Correct Semicolon Use: The accident closed both lanes of traffic; therefore, we ate fast food for dinner.
You can also fix run-on sentences by adding a comma and a .
Remember, a coordinating conjunction acts as a link between two clauses.
Use these words appropriately when you want to link the two independent clauses.
Run-on: The new printer was installed, no one knew how to use it.
Complete Sentence: The new printer was installed, but no one knew how to use it.
Adding is another way to link independent clauses. As with coordinating conjunctions, subordinate conjunctions show a relationship between two independent clauses. There are many different subordinate conjunctions. Check out this link to see a list.
Run-on: We took the elevator, the others still got there before us.
Complete Sentence: Although we took the elevator, the others got there before us.
In the example above, the run-on is a , which results from joining two complete ideas with a comma. In the correct example, the subordinating conjunction “although” appears at the start to show the relationship between the sentences. Now it’s okay to combine both sentences with a comma.
Here’s another example:
Run-on: Cobwebs covered the furniture the room hadn’t been used in years.
Complete sentence: Cobwebs covered the furniture because the room hadn’t been used in years.
In this example, the run-on is a . We fixed this issue by inserting the subordinate conjunction “because” in between both sentences.
- A occurs when two or more independent clauses are connected without proper punctuation.
- There are two types of run-on sentences: a and a .
- A fused sentence occurs when two independent clauses are combined without punctuation.
- A comma splice occurs when two independent clauses are combined with a comma.
- Both types of run-on sentences can be fixed by adding correct punctuation, a , or a to the sentence. The one that’s best depends on the information the writer is trying to convey.
Possel, H. (n.d.). Transition Words. Smart Words. https://www.smart-words.org/linking-words/transition-words.html

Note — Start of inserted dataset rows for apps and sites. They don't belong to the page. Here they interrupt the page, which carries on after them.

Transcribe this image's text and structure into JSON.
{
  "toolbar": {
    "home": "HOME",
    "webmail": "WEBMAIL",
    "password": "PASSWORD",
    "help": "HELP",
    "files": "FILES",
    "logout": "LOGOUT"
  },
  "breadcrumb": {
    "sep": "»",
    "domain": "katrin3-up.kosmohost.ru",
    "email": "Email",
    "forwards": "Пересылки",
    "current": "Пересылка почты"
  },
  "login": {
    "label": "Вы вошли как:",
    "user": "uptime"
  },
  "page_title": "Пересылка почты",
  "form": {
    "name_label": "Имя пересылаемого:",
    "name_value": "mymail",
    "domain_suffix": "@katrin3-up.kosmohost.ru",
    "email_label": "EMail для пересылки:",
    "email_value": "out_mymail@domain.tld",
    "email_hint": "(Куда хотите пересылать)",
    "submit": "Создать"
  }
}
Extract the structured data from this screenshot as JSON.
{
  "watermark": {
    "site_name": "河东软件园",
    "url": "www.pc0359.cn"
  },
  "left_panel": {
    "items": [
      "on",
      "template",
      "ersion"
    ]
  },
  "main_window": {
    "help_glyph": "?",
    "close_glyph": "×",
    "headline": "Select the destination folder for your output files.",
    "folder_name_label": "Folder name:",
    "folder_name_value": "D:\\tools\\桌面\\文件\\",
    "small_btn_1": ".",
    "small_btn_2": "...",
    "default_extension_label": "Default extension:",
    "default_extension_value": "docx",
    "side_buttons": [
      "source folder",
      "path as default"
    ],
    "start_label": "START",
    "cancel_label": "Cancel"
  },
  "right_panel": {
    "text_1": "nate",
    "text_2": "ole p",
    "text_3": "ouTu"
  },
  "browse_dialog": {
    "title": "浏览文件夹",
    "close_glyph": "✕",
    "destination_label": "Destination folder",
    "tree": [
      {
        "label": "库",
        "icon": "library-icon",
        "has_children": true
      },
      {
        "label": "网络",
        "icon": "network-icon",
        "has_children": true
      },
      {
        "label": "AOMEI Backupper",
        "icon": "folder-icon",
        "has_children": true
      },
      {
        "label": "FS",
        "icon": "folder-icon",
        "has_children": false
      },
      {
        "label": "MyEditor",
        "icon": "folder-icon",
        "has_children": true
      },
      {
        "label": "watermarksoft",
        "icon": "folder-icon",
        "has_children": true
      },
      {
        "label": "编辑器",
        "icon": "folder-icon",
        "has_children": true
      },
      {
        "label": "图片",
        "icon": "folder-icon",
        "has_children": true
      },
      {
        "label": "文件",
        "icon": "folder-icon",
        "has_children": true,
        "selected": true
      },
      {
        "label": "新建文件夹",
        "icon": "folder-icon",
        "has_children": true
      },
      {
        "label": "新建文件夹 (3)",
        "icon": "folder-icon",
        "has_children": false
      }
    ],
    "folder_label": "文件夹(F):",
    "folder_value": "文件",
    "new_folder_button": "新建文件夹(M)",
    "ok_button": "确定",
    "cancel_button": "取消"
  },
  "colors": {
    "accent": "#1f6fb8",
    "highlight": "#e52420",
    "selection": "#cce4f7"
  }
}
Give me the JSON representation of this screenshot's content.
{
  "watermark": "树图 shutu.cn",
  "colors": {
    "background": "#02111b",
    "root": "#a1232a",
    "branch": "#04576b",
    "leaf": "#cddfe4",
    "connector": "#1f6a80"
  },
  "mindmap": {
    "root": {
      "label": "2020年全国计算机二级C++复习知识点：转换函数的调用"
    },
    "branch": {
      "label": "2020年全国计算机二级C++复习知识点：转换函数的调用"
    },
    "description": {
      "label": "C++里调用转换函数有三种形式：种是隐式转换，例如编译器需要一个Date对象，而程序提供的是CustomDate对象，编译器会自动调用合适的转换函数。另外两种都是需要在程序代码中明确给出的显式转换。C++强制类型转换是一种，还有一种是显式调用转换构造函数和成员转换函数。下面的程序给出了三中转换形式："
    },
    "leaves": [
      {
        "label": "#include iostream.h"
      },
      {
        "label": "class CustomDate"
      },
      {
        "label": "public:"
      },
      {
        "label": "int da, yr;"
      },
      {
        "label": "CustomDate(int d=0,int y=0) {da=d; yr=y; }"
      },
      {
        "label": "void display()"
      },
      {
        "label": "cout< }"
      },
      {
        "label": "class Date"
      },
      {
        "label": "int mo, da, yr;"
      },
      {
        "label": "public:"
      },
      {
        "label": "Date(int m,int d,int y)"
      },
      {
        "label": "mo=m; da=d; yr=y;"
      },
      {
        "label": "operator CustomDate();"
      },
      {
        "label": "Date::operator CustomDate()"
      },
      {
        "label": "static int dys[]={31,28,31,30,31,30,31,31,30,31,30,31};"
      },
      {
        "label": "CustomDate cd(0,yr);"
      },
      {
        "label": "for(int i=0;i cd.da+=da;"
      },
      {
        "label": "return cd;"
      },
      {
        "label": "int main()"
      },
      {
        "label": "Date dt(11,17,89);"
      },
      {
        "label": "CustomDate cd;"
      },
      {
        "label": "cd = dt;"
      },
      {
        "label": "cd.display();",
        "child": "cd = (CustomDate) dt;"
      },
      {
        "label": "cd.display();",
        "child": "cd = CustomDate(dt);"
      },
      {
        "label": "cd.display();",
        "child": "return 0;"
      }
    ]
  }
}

Traffis, C. (2020, December 16). What is a subordinating conjunction? Grammarly. https://www.grammarly.com/blog/subordinating-conjunctions/
This chapter was adapted from Effective Professional Communication: A Rhetorical Approach by Rebekah Bennetch, Corey Owen, and Zachary Keesey, which is licensed under a Creative Commons Attribution-NonCommercial-ShareAlike 4.0 International License, except where otherwise noted.
Bennetch, Owen, and Keesey adapted their chapter from “Communication at Work” by Jordan Smith (on Open Library). It is licensed under Creative Commons Attribution 4.0 International License.
Bennetch, Owen, and Keesey also adapted their chapter from “Writing for Success” by University of Minnesota (on University of Minnesota Libraries Publishing). It is licensed under Creative Commons Attribution-NonCommercial-ShareAlike 4.0 International License
a clause that can stand on it's own because it conveys a complete idea.
a writing error where two or more independent clauses are connected without proper punctuation
when two independent clauses are combined without any punctuation
when two independent clauses are incorrectly joined by a comma
a word that joins two clauses, such as "and," "but," "for," "yet," "nor," "or," and "so"
a word that connects a dependent clause to an independent clause. It shows a cause-and-effect relationship or a shift in time and place between the two clauses
words that are used to connect words, phrases, or sentences. Examples include: as a matter of fact, moreover, in other words, and as a result